Capital receipts are receipts that either create liability or results in a reduction of a government asset. They are irregular and nonrecurring in nature. On the other hand, revenue receipts are receipts that neither create any liability nor reduce an asset. They are regular and reoccurring in nature
Difference between Capital Receipts and Revenue Receipts
|Basis||Capital Receipts||Revenue Receipts|
|Difference||Receipts that either creates liability or results in a reduction of a government asset.||Receipts that neither creates any liability nor reduces an asset.|
|Nature||They are irregular and nonrecurring in nature.||They are regular and reoccurring in nature|
|Classification||Classified in the recovery of loans and advances, borrowings, disinvestment receipts and small savings.||Classified in tax and non-tax revenue. Tax revenue is further classified in direct tax and indirect tax which has further divisions.|
What is Capital Receipt?
Any receipt that either creates liability or leads to a reduction in the asset of the government is known as capital receipt. Now let us suppose that the government has received some receipt, some money, which it has borrowed from somewhere. In such a situation the government has the liability to pay that back. So here it is creating a liability of the government to pay that back.

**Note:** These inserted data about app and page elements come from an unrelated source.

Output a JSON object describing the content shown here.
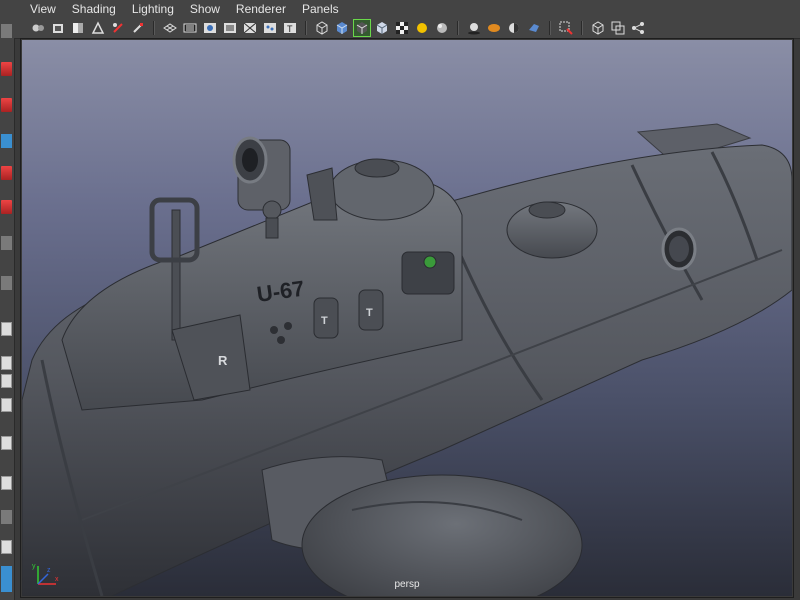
{
  "menu": {
    "items": [
      "View",
      "Shading",
      "Lighting",
      "Show",
      "Renderer",
      "Panels"
    ]
  },
  "toolbar": {
    "icons": [
      "camera-select-icon",
      "camera-attributes-icon",
      "bookmark-icon",
      "image-plane-icon",
      "grease-pencil-icon",
      "wireframe-on-shaded-icon",
      "grid-icon",
      "film-gate-icon",
      "resolution-gate-icon",
      "gate-mask-icon",
      "field-chart-icon",
      "safe-title-icon",
      "wireframe-icon",
      "smooth-shade-icon",
      "isolate-select-icon",
      "xray-icon",
      "default-lighting-icon",
      "shadows-icon",
      "ambient-occlusion-icon",
      "motion-blur-icon",
      "antialias-icon",
      "depth-of-field-icon",
      "select-camera-icon",
      "isolate-icon",
      "single-view-icon",
      "node-editor-icon"
    ]
  },
  "viewport": {
    "camera_label": "persp",
    "hull_marking": "U-67",
    "hatch_letter_left": "R",
    "hatch_letter_t1": "T",
    "hatch_letter_t2": "T",
    "axis_labels": {
      "x": "x",
      "y": "y",
      "z": "z"
    }
  },
  "colors": {
    "ui_bg": "#444444",
    "viewport_top": "#8a8ea6",
    "viewport_bottom": "#2a2d38",
    "hull": "#5a5d64",
    "active_green": "#6ad84a"
  }
}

In the other case let us suppose that the government has some asset which it sells off. Now from that, it has made some money so that money leads to the reduction in the asset of the government because that money is no more with the government, this will also go in the capital receipt.
Capital receipts are non-recurring and non-routine in nature. There is no fixed interval at which capital receipts are received.

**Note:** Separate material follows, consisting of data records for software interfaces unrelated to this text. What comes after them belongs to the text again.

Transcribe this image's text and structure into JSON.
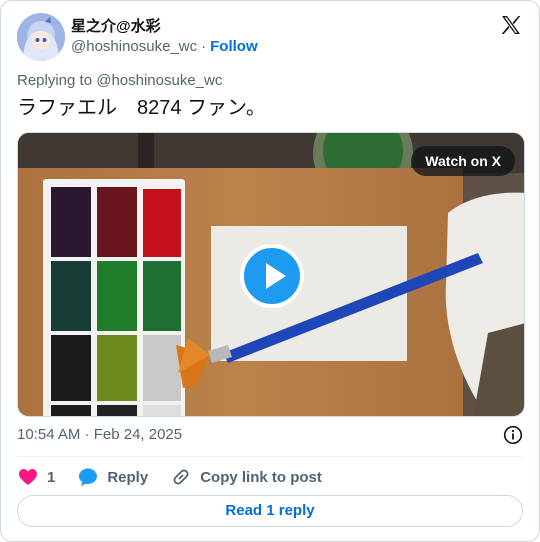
{
  "author": {
    "display_name": "星之介@水彩",
    "handle": "@hoshinosuke_wc",
    "separator": "·",
    "follow_label": "Follow"
  },
  "replying_to": "Replying to @hoshinosuke_wc",
  "tweet_text": "ラファエル　8274 ファン。",
  "media": {
    "watch_label": "Watch on X"
  },
  "timestamp": "10:54 AM · Feb 24, 2025",
  "actions": {
    "like_count": "1",
    "reply_label": "Reply",
    "copy_label": "Copy link to post"
  },
  "read_reply_label": "Read 1 reply",
  "colors": {
    "link_blue": "#006fd6",
    "play_blue": "#1d9bf0",
    "like_red": "#f91880",
    "muted": "#536471"
  }
}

Different types of capital receipts are; Recovery of Loans and Advances, where the central government gives loans and advances to the state government and union territories, to the foreign government and public sector enterprises. So whenever they get their loans and advances back, it is a capital receipt as it leads to the reduction in the assets of the government. Next item under capital receipt is the Borrowings of the government. Whenever the government doesn’t have enough funds to meet its expenditure the government borrows from the open market, RBI or from a foreign government and international institutions. So these borrowings but the liability on the government to pay these back, hence it comes under the capital receipt. The next one is Disinvestment Receipts; in disinvestment, the government sells off it’s sharing to public sector enterprises and from that, it gets some payment, some receipts. So this receipt comes under the capital receipts as the assets of the company in the form of public sector undertaking it gets reduced. Then there is Small Savings where funds are raised by the public in the form of small savings schemes like post office accounts, national saving certificates, public provident funds etc. So under these small saving schemes funds are raised and the government receives the money in the form of capital receipts. It gives the liability to the government to pay these funds back along with some interest. In some of the schemes, the government also contributes

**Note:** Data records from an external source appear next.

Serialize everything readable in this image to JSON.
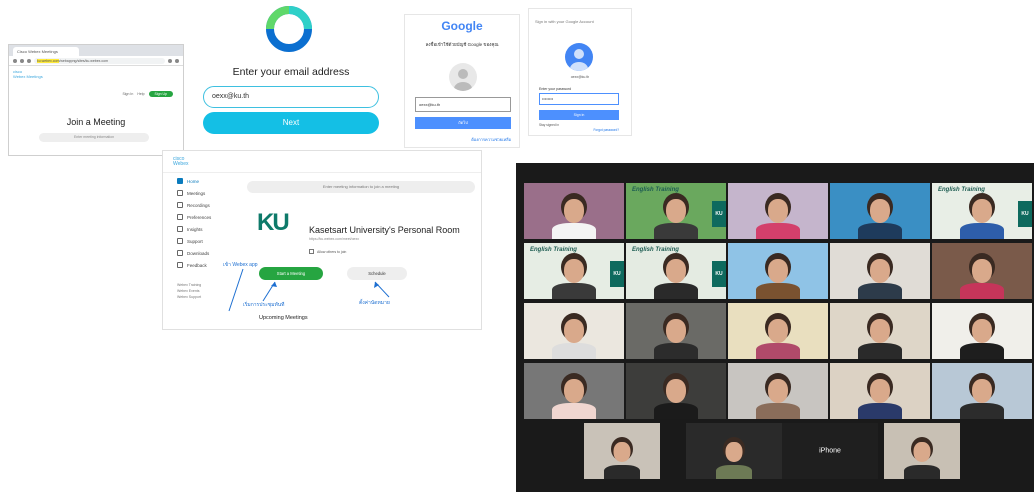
{
  "browser": {
    "tab_title": "Cisco Webex Meetings",
    "url_prefix": "",
    "url_highlight": "ku.webex.com",
    "url_rest": "/webappng/sites/ku.webex.com",
    "brand_line1": "cisco",
    "brand_line2": "Webex Meetings",
    "signin_label": "Sign In",
    "help_label": "Help",
    "signup_label": "Sign Up",
    "join_title": "Join a Meeting",
    "join_placeholder": "Enter meeting information"
  },
  "email_screen": {
    "title": "Enter your email address",
    "email_value": "oexx@ku.th",
    "next_label": "Next"
  },
  "google_signin": {
    "logo": "Google",
    "subtitle": "ลงชื่อเข้าใช้ด้วยบัญชี Google ของคุณ",
    "email_value": "oexx@ku.th",
    "button_label": "ถัดไป",
    "help_link": "ต้องการความช่วยเหลือ"
  },
  "google_password": {
    "header": "Sign in with your Google Account",
    "email": "oexx@ku.th",
    "label": "Enter your password",
    "password_value": "••••••••",
    "button_label": "Sign in",
    "stay_label": "Stay signed in",
    "help_link": "Forgot password?"
  },
  "webex_home": {
    "brand_line1": "cisco",
    "brand_line2": "Webex",
    "nav": [
      {
        "label": "Home",
        "active": true
      },
      {
        "label": "Meetings",
        "active": false
      },
      {
        "label": "Recordings",
        "active": false
      },
      {
        "label": "Preferences",
        "active": false
      },
      {
        "label": "Insights",
        "active": false
      },
      {
        "label": "Support",
        "active": false
      },
      {
        "label": "Downloads",
        "active": false
      },
      {
        "label": "Feedback",
        "active": false
      }
    ],
    "side_footer": [
      "Webex Training",
      "Webex Events",
      "Webex Support"
    ],
    "search_placeholder": "Enter meeting information to join a meeting",
    "ku_logo": "KU",
    "room_title": "Kasetsart University's Personal Room",
    "room_url": "https://ku.webex.com/meet/oexx",
    "checkbox_label": "Allow others to join",
    "start_label": "Start a Meeting",
    "schedule_label": "Schedule",
    "annotation_top": "เข้า Webex app",
    "annotation_start": "เริ่มการประชุมทันที",
    "annotation_schedule": "ตั้งค่านัดหมาย",
    "upcoming_label": "Upcoming Meetings"
  },
  "meeting": {
    "caption": "English Training",
    "ku_badge": "KU",
    "iphone_label": "iPhone"
  }
}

What is a Revenue Receipt?
Opposite to the capital receipt is the revenue receipt which is the receipt that neither creates any liability nor reduces the asset of the government. So all those receipts which do not have any liability to pay it back come under the revenue receipt. Also, those with does not reduce the asset of the government will come under revenue receipt. So basically they are the regular sources of revenue of the government and they are reoccurring in nature.
The items under revenue receipt are tax revenue and non-tax revenue. So all the revenue that the government realizes from the taxes comes under the tax revenue and other than that comes under non-tax revenue. Tax revenue is further classified into two parts; revenue from direct tax and revenue from indirect tax.
Direct taxes are those taxes that are imposed by the government on the income and the property of an individual or a company and this tax cannot be transferred from one entity to another but one has to pay it directly to the government. Against this indirect taxes can be shifted from one entity to another and this one is imposed on the consumption expenditure, which is whenever somebody buys or consumes some goods or services. It can be transferred from the seller to the consumer and others in the supply chain.
Under direct tax we have:
- Income Tax
- Corporate Tax
- Wealth Tax
- Capital gain Tax
Thus, these are all the taxes that are levied on the property and the income of the individual.
Whereas for indirect tax we have all the taxes that are levied on the consumption of goods and services so under indirect tax we have only the GST (Goods and Services Tax) which is a single unified tax for the indirect taxes in the country. Earlier we used to have a number of indirect taxes like exercise duty, value-added tax, sound duty etc.
So all these tax provide revenue receipts for the government. These are all one-way transaction or one-way receipt for the government and the government has no liability or no need to pay it back.
Also we will note that corporate tax has a major share in the total tax that the government collects. In fact, a corporate tax and income tax constitutes one-third of the government earnings.
All revenues apart from tax revenues come under the non-tax revenue. The first item under it is Interest Receipts that are when the government gives loans to the state government and union territories or foreign government or to the public sector companies. The interest that it earns from those loans comes under the Interest receipts. Next one is the Profits and the Dividends that the government earns from the public sector enterprises and other such investments. Next item is the Fees; these are the charges that the government imposes when it is providing some services for the people, for example, the registration fees for vehicle license or land or the court fees. Then we have the License Fee, these are the fee when the government provides the right to explore a particular area for a particular period of time. Another item is Fine and Penalties; these are imposed whenever the rules and regulations of the government is broken. Last is Gift and Grants which the government receives from international institutions or foreign government.
Hence, all these revenues are one-way transactions and the government has any liability to pay it back nor does it result in any loss of revenue.
Key Differences between Capital Receipts and Revenue Receipts
- Any receipt that either creates a liability of the government is under capital receipt. Opposite to the capital receipt is the revenue receipt which is the receipt that doesn’t create any liability. So all those receipts which do not have any liability to pay it back come under the revenue receipt
- Capital receipt leads to a reduction in the asset of the government. Whereas when the assets of government are not reduced we get revenue receipts.
- Revenue receipts are the regular sources of revenue of the government but the capital receipts are irregular sources of revenue.
- Capital receipts are non-reoccurring in nature however revenue receipts are reoccurring in nature.
Broadly budget has two parts; expenditure side and receipt side. The expenditure is classified into two components; the capital expenditure and the revenue expenditure. Similarly, receipts have two components; the capital receipt and the revenue receipt. Budget receipts give its estimated money income that a government will receive from all its sources in a given financial year.
So we have seen broadly the items under revenue receipts and capital receipts which are budgetary terms. The central government makes the budget of a country for a financial year which plays a very important role in the fiscal policy of the government.